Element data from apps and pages
---

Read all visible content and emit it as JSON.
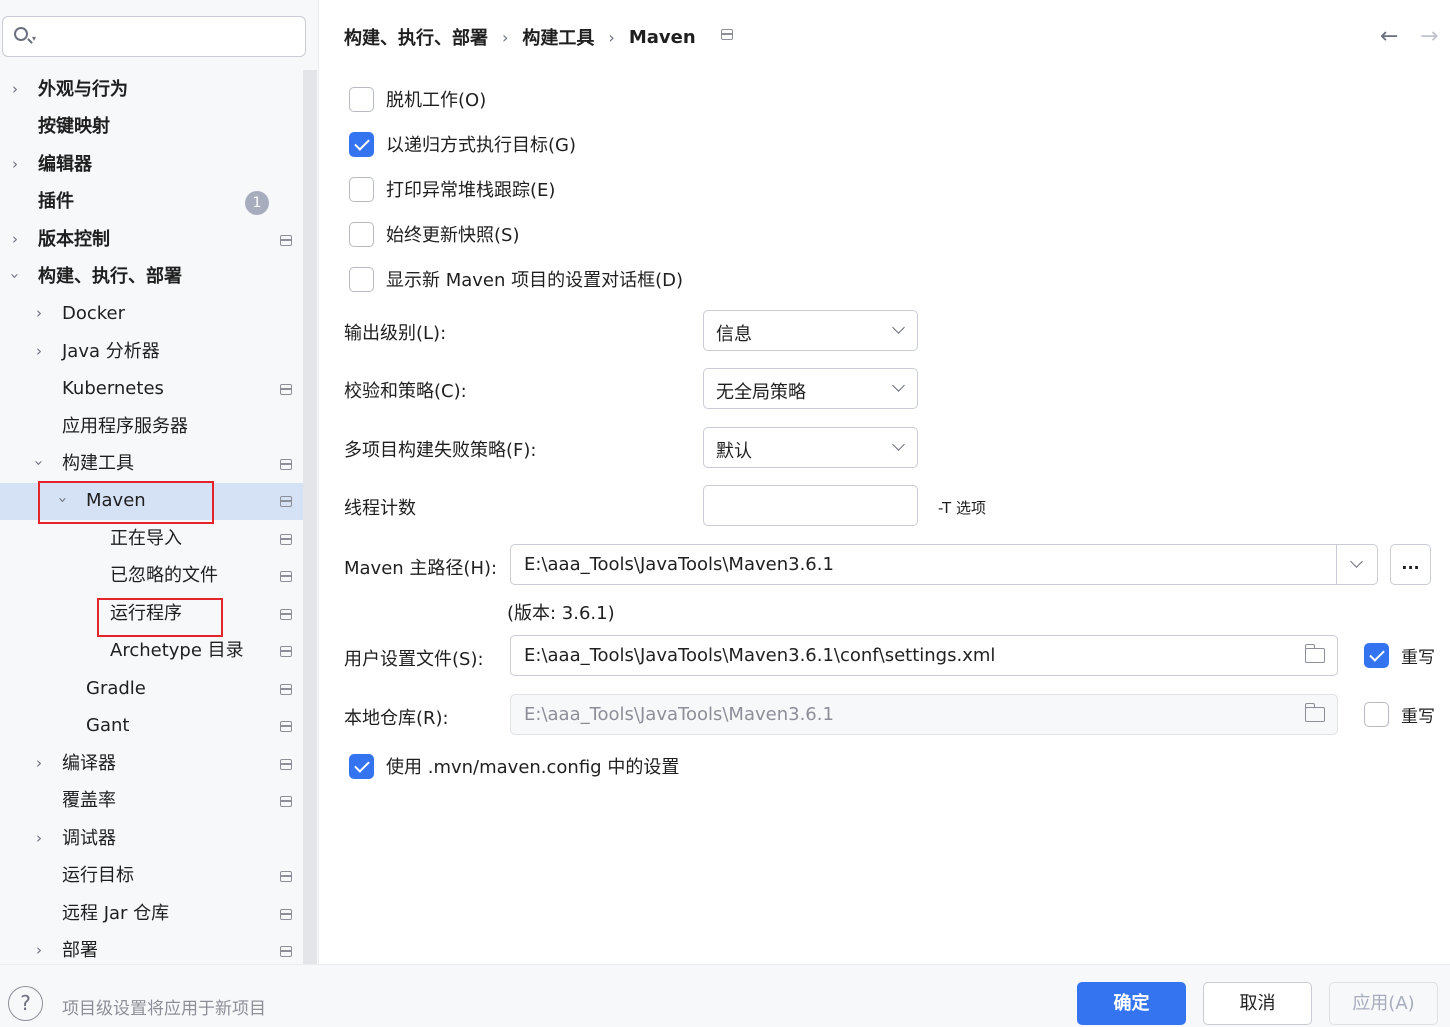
{
  "search": {
    "placeholder": ""
  },
  "sidebar": {
    "badge_plugins": "1",
    "items": [
      {
        "label": "外观与行为"
      },
      {
        "label": "按键映射"
      },
      {
        "label": "编辑器"
      },
      {
        "label": "插件"
      },
      {
        "label": "版本控制"
      },
      {
        "label": "构建、执行、部署"
      },
      {
        "label": "Docker"
      },
      {
        "label": "Java 分析器"
      },
      {
        "label": "Kubernetes"
      },
      {
        "label": "应用程序服务器"
      },
      {
        "label": "构建工具"
      },
      {
        "label": "Maven"
      },
      {
        "label": "正在导入"
      },
      {
        "label": "已忽略的文件"
      },
      {
        "label": "运行程序"
      },
      {
        "label": "Archetype 目录"
      },
      {
        "label": "Gradle"
      },
      {
        "label": "Gant"
      },
      {
        "label": "编译器"
      },
      {
        "label": "覆盖率"
      },
      {
        "label": "调试器"
      },
      {
        "label": "运行目标"
      },
      {
        "label": "远程 Jar 仓库"
      },
      {
        "label": "部署"
      }
    ]
  },
  "breadcrumb": {
    "part1": "构建、执行、部署",
    "part2": "构建工具",
    "part3": "Maven",
    "sep": "›"
  },
  "nav": {
    "back": "←",
    "forward": "→"
  },
  "options": {
    "offline": "脱机工作(O)",
    "recursive": "以递归方式执行目标(G)",
    "print_stack": "打印异常堆栈跟踪(E)",
    "update_snapshots": "始终更新快照(S)",
    "show_dialog": "显示新 Maven 项目的设置对话框(D)",
    "use_mvn_config": "使用 .mvn/maven.config 中的设置"
  },
  "form": {
    "output_level_label": "输出级别(L):",
    "output_level_value": "信息",
    "checksum_label": "校验和策略(C):",
    "checksum_value": "无全局策略",
    "fail_policy_label": "多项目构建失败策略(F):",
    "fail_policy_value": "默认",
    "thread_label": "线程计数",
    "thread_value": "",
    "thread_hint": "-T 选项",
    "maven_home_label": "Maven 主路径(H):",
    "maven_home_value": "E:\\aaa_Tools\\JavaTools\\Maven3.6.1",
    "ellipsis": "...",
    "version": "(版本: 3.6.1)",
    "user_settings_label": "用户设置文件(S):",
    "user_settings_value": "E:\\aaa_Tools\\JavaTools\\Maven3.6.1\\conf\\settings.xml",
    "override_label": "重写",
    "local_repo_label": "本地仓库(R):",
    "local_repo_value": "E:\\aaa_Tools\\JavaTools\\Maven3.6.1"
  },
  "footer": {
    "help": "?",
    "note": "项目级设置将应用于新项目",
    "ok": "确定",
    "cancel": "取消",
    "apply": "应用(A)"
  },
  "colors": {
    "accent": "#3574f0",
    "selection": "#d5e1f5",
    "highlight_box": "#e3242b"
  }
}
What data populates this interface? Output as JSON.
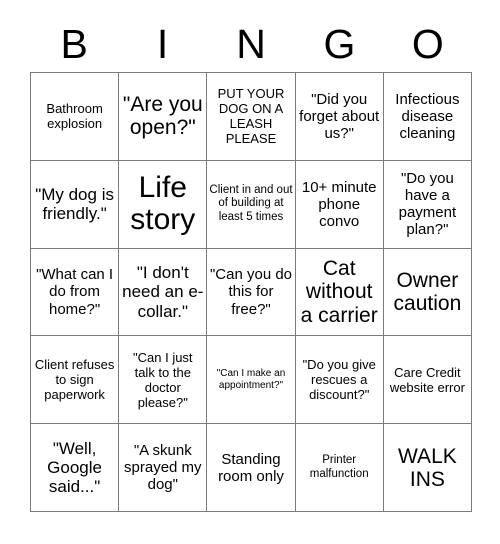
{
  "header": {
    "letters": [
      "B",
      "I",
      "N",
      "G",
      "O"
    ]
  },
  "grid": {
    "rows": [
      [
        {
          "text": "Bathroom explosion",
          "size": "fs-m"
        },
        {
          "text": "\"Are you open?\"",
          "size": "fs-xxl"
        },
        {
          "text": "PUT YOUR DOG ON A LEASH PLEASE",
          "size": "fs-m"
        },
        {
          "text": "\"Did you forget about us?\"",
          "size": "fs-l"
        },
        {
          "text": "Infectious disease cleaning",
          "size": "fs-l"
        }
      ],
      [
        {
          "text": "\"My dog is friendly.\"",
          "size": "fs-xl"
        },
        {
          "text": "Life story",
          "size": "fs-huge"
        },
        {
          "text": "Client in and out of building at least 5 times",
          "size": "fs-s"
        },
        {
          "text": "10+ minute phone convo",
          "size": "fs-l"
        },
        {
          "text": "\"Do you have a payment plan?\"",
          "size": "fs-l"
        }
      ],
      [
        {
          "text": "\"What can I do from home?\"",
          "size": "fs-l"
        },
        {
          "text": "\"I don't need an e-collar.\"",
          "size": "fs-xl"
        },
        {
          "text": "\"Can you do this for free?\"",
          "size": "fs-l"
        },
        {
          "text": "Cat without a carrier",
          "size": "fs-xxl"
        },
        {
          "text": "Owner caution",
          "size": "fs-xxl"
        }
      ],
      [
        {
          "text": "Client refuses to sign paperwork",
          "size": "fs-m"
        },
        {
          "text": "\"Can I just talk to the doctor please?\"",
          "size": "fs-m"
        },
        {
          "text": "\"Can I make an appointment?\"",
          "size": "fs-xs"
        },
        {
          "text": "\"Do you give rescues a discount?\"",
          "size": "fs-m"
        },
        {
          "text": "Care Credit website error",
          "size": "fs-m"
        }
      ],
      [
        {
          "text": "\"Well, Google said...\"",
          "size": "fs-xl"
        },
        {
          "text": "\"A skunk sprayed my dog\"",
          "size": "fs-l"
        },
        {
          "text": "Standing room only",
          "size": "fs-l"
        },
        {
          "text": "Printer malfunction",
          "size": "fs-s"
        },
        {
          "text": "WALK INS",
          "size": "fs-xxl"
        }
      ]
    ]
  },
  "colors": {
    "background": "#ffffff",
    "text": "#000000",
    "grid_line": "#7b7b7b"
  }
}
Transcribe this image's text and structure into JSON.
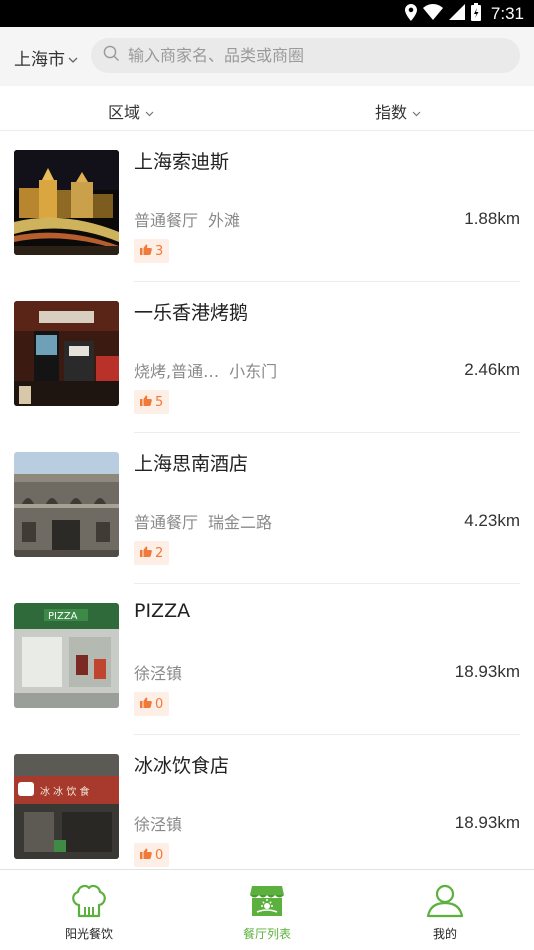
{
  "status_bar": {
    "time": "7:31"
  },
  "top_bar": {
    "city": "上海市",
    "search_placeholder": "输入商家名、品类或商圈"
  },
  "filters": [
    {
      "label": "区域"
    },
    {
      "label": "指数"
    }
  ],
  "restaurants": [
    {
      "name": "上海索迪斯",
      "category": "普通餐厅",
      "area": "外滩",
      "distance": "1.88km",
      "likes": "3"
    },
    {
      "name": "一乐香港烤鹅",
      "category": "烧烤,普通…",
      "area": "小东门",
      "distance": "2.46km",
      "likes": "5"
    },
    {
      "name": "上海思南酒店",
      "category": "普通餐厅",
      "area": "瑞金二路",
      "distance": "4.23km",
      "likes": "2"
    },
    {
      "name": "PIZZA",
      "category": "",
      "area": "徐泾镇",
      "distance": "18.93km",
      "likes": "0"
    },
    {
      "name": "冰冰饮食店",
      "category": "",
      "area": "徐泾镇",
      "distance": "18.93km",
      "likes": "0"
    }
  ],
  "tabs": [
    {
      "label": "阳光餐饮",
      "icon": "chef-hat-icon",
      "active": false
    },
    {
      "label": "餐厅列表",
      "icon": "storefront-icon",
      "active": true
    },
    {
      "label": "我的",
      "icon": "user-icon",
      "active": false
    }
  ],
  "colors": {
    "accent": "#5cb03d",
    "like": "#f07a3a"
  }
}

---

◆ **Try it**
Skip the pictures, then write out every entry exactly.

◆ **Completed task**
Read all visible content and emit it as JSON.
{
  "search": {
    "placeholder": ""
  },
  "sidebar": {
    "badge_plugins": "1",
    "items": [
      {
        "label": "外观与行为"
      },
      {
        "label": "按键映射"
      },
      {
        "label": "编辑器"
      },
      {
        "label": "插件"
      },
      {
        "label": "版本控制"
      },
      {
        "label": "构建、执行、部署"
      },
      {
        "label": "Docker"
      },
      {
        "label": "Java 分析器"
      },
      {
        "label": "Kubernetes"
      },
      {
        "label": "应用程序服务器"
      },
      {
        "label": "构建工具"
      },
      {
        "label": "Maven"
      },
      {
        "label": "正在导入"
      },
      {
        "label": "已忽略的文件"
      },
      {
        "label": "运行程序"
      },
      {
        "label": "Archetype 目录"
      },
      {
        "label": "Gradle"
      },
      {
        "label": "Gant"
      },
      {
        "label": "编译器"
      },
      {
        "label": "覆盖率"
      },
      {
        "label": "调试器"
      },
      {
        "label": "运行目标"
      },
      {
        "label": "远程 Jar 仓库"
      },
      {
        "label": "部署"
      }
    ]
  },
  "breadcrumb": {
    "part1": "构建、执行、部署",
    "part2": "构建工具",
    "part3": "Maven",
    "sep": "›"
  },
  "nav": {
    "back": "←",
    "forward": "→"
  },
  "options": {
    "offline": "脱机工作(O)",
    "recursive": "以递归方式执行目标(G)",
    "print_stack": "打印异常堆栈跟踪(E)",
    "update_snapshots": "始终更新快照(S)",
    "show_dialog": "显示新 Maven 项目的设置对话框(D)",
    "use_mvn_config": "使用 .mvn/maven.config 中的设置"
  },
  "form": {
    "output_level_label": "输出级别(L):",
    "output_level_value": "信息",
    "checksum_label": "校验和策略(C):",
    "checksum_value": "无全局策略",
    "fail_policy_label": "多项目构建失败策略(F):",
    "fail_policy_value": "默认",
    "thread_label": "线程计数",
    "thread_value": "",
    "thread_hint": "-T 选项",
    "maven_home_label": "Maven 主路径(H):",
    "maven_home_value": "E:\\aaa_Tools\\JavaTools\\Maven3.6.1",
    "ellipsis": "...",
    "version": "(版本: 3.6.1)",
    "user_settings_label": "用户设置文件(S):",
    "user_settings_value": "E:\\aaa_Tools\\JavaTools\\Maven3.6.1\\conf\\settings.xml",
    "override_label": "重写",
    "local_repo_label": "本地仓库(R):",
    "local_repo_value": "E:\\aaa_Tools\\JavaTools\\Maven3.6.1"
  },
  "footer": {
    "help": "?",
    "note": "项目级设置将应用于新项目",
    "ok": "确定",
    "cancel": "取消",
    "apply": "应用(A)"
  },
  "colors": {
    "accent": "#3574f0",
    "selection": "#d5e1f5",
    "highlight_box": "#e3242b"
  }
}
What data populates this interface? Output as JSON.
{
  "header": {
    "letters": [
      "B",
      "I",
      "N",
      "G",
      "O"
    ]
  },
  "grid": {
    "rows": [
      [
        {
          "text": "Bathroom explosion",
          "size": "fs-m"
        },
        {
          "text": "\"Are you open?\"",
          "size": "fs-xxl"
        },
        {
          "text": "PUT YOUR DOG ON A LEASH PLEASE",
          "size": "fs-m"
        },
        {
          "text": "\"Did you forget about us?\"",
          "size": "fs-l"
        },
        {
          "text": "Infectious disease cleaning",
          "size": "fs-l"
        }
      ],
      [
        {
          "text": "\"My dog is friendly.\"",
          "size": "fs-xl"
        },
        {
          "text": "Life story",
          "size": "fs-huge"
        },
        {
          "text": "Client in and out of building at least 5 times",
          "size": "fs-s"
        },
        {
          "text": "10+ minute phone convo",
          "size": "fs-l"
        },
        {
          "text": "\"Do you have a payment plan?\"",
          "size": "fs-l"
        }
      ],
      [
        {
          "text": "\"What can I do from home?\"",
          "size": "fs-l"
        },
        {
          "text": "\"I don't need an e-collar.\"",
          "size": "fs-xl"
        },
        {
          "text": "\"Can you do this for free?\"",
          "size": "fs-l"
        },
        {
          "text": "Cat without a carrier",
          "size": "fs-xxl"
        },
        {
          "text": "Owner caution",
          "size": "fs-xxl"
        }
      ],
      [
        {
          "text": "Client refuses to sign paperwork",
          "size": "fs-m"
        },
        {
          "text": "\"Can I just talk to the doctor please?\"",
          "size": "fs-m"
        },
        {
          "text": "\"Can I make an appointment?\"",
          "size": "fs-xs"
        },
        {
          "text": "\"Do you give rescues a discount?\"",
          "size": "fs-m"
        },
        {
          "text": "Care Credit website error",
          "size": "fs-m"
        }
      ],
      [
        {
          "text": "\"Well, Google said...\"",
          "size": "fs-xl"
        },
        {
          "text": "\"A skunk sprayed my dog\"",
          "size": "fs-l"
        },
        {
          "text": "Standing room only",
          "size": "fs-l"
        },
        {
          "text": "Printer malfunction",
          "size": "fs-s"
        },
        {
          "text": "WALK INS",
          "size": "fs-xxl"
        }
      ]
    ]
  },
  "colors": {
    "background": "#ffffff",
    "text": "#000000",
    "grid_line": "#7b7b7b"
  }
}
Transcribe this image's text and structure into JSON.
{
  "status_bar": {
    "time": "7:31"
  },
  "top_bar": {
    "city": "上海市",
    "search_placeholder": "输入商家名、品类或商圈"
  },
  "filters": [
    {
      "label": "区域"
    },
    {
      "label": "指数"
    }
  ],
  "restaurants": [
    {
      "name": "上海索迪斯",
      "category": "普通餐厅",
      "area": "外滩",
      "distance": "1.88km",
      "likes": "3"
    },
    {
      "name": "一乐香港烤鹅",
      "category": "烧烤,普通…",
      "area": "小东门",
      "distance": "2.46km",
      "likes": "5"
    },
    {
      "name": "上海思南酒店",
      "category": "普通餐厅",
      "area": "瑞金二路",
      "distance": "4.23km",
      "likes": "2"
    },
    {
      "name": "PIZZA",
      "category": "",
      "area": "徐泾镇",
      "distance": "18.93km",
      "likes": "0"
    },
    {
      "name": "冰冰饮食店",
      "category": "",
      "area": "徐泾镇",
      "distance": "18.93km",
      "likes": "0"
    }
  ],
  "tabs": [
    {
      "label": "阳光餐饮",
      "icon": "chef-hat-icon",
      "active": false
    },
    {
      "label": "餐厅列表",
      "icon": "storefront-icon",
      "active": true
    },
    {
      "label": "我的",
      "icon": "user-icon",
      "active": false
    }
  ],
  "colors": {
    "accent": "#5cb03d",
    "like": "#f07a3a"
  }
}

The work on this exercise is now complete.